Evolution and Human Exceptionalism

by Cowboy Bob Sorensen 

To be blunt, secularists detest human exceptionalism, insisting that "we are just animals," "we are all apes," "we are all fish," and similar things. Indeed, when doing some background on this article, one about monkeys in space on Wickedpedia used "other animals" and "other primates" in the opening sentence.

Yes, according to self-serving definitions, we are animals/mammals/primates. Fine, that is useful for classification and scientific research. To say that we are only animals which are more highly evolved, that comes from a naturalistic worldview.

Chimpanzee Ham with trainers, credit: NASA (usage does not imply endorsement)
It is interesting that those with this worldview cannot be consistent with living it. Our alleged cousins engage in cannibalism and other acts of extreme violence that are not allowed in human society — we cannot act like them.

I know why, and so do you: Human exceptionalism. Intelligent Design proponents will not usually go as far as to say that is means we are created in the image of God, but it's true. Monkeys and apes do not build complex societies, and the only way for one to be in a rocket is for humans to put it there.

Darwin's disciples may claim that since some animals use tools, it proves we are nothing special. That is vapid reasoning and very deceitful because it only allows for one possible explanation. (Also, define tool. How complex is it? Does it involve conceptualization and design? That'll be the day!) A biblical creationist can see animals using tools because some are more intelligent than others, and our Creator designed them to be able to survive and thrive.

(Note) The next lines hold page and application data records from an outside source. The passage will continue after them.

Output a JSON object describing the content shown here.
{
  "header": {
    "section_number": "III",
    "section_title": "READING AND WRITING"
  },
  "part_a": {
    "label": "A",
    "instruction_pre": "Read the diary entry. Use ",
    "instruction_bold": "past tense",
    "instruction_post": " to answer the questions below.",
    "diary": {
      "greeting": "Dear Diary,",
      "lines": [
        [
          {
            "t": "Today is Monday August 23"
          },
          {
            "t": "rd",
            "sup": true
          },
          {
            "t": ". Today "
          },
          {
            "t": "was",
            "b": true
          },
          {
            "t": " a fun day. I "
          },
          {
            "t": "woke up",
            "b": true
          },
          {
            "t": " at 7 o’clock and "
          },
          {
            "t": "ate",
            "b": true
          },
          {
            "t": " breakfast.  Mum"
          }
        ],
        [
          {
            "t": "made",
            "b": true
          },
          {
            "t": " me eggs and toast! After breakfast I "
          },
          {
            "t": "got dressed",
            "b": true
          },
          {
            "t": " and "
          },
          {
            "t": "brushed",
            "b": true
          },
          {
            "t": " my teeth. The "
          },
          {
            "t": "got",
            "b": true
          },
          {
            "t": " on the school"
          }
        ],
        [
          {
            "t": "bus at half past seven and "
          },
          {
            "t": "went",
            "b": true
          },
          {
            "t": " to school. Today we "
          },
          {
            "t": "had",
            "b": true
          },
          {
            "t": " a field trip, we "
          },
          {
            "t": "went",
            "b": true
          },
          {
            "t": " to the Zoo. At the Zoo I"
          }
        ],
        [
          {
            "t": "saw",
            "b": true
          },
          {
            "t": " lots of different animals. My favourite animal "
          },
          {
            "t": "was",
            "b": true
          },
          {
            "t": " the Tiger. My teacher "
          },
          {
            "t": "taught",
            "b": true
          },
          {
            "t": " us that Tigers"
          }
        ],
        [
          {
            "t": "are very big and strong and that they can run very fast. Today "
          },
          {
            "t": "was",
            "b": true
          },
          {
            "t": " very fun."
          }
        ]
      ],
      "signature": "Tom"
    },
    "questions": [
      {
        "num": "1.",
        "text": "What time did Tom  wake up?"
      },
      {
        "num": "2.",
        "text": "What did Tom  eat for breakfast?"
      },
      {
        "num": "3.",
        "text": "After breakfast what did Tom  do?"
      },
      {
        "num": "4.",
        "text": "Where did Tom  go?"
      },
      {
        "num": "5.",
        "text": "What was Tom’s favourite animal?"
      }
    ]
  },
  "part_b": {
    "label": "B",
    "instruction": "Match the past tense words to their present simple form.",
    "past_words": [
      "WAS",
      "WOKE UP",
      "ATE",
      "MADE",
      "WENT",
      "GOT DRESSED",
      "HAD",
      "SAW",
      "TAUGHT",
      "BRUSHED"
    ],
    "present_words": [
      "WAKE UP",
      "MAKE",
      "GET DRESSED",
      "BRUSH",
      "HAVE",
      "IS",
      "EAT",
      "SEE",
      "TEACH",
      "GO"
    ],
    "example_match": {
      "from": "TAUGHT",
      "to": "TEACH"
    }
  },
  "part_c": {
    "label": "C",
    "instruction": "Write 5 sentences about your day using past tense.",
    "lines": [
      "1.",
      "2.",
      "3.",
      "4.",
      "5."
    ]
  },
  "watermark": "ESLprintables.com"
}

To see the article by a supporter of Intelligent Design that inspired the first part of this article, click on "Why Humans Can’t 'Share the Spotlight' With Tool-Using Animals."

Another way secularists denigrate humans is to present us as animals through imagined evolutionary history. For example, Neanderthals were brutes who were not long out of swinging through the trees. Evolutionists had to give up and admit they were fully human when the mountain of evidence fell on them.

Anthropology and paleontology continually surprise evolutionists when they discover that early humans were surprisingly intelligent and, like the Neanderthals, showed that they had human traits. One would think that if a member of a group was not fit to benefit the whole, they would be left behind.

It was recently discovered that one ancient culture held children who had Down Syndrome with high esteem. A pragmatic view would be that they are not useful, so get rid of them — like humans do today through abortions. Instead, those that died were buried with honor. That is in keeping with biblical creationist views: God created people with intelligence, emotions, and spirituality from the beginning.

If you want to read the article that supports this second section (by the same author as the first), visit "Prehistoric Children with Down Syndrome Were Valued, Burials Show."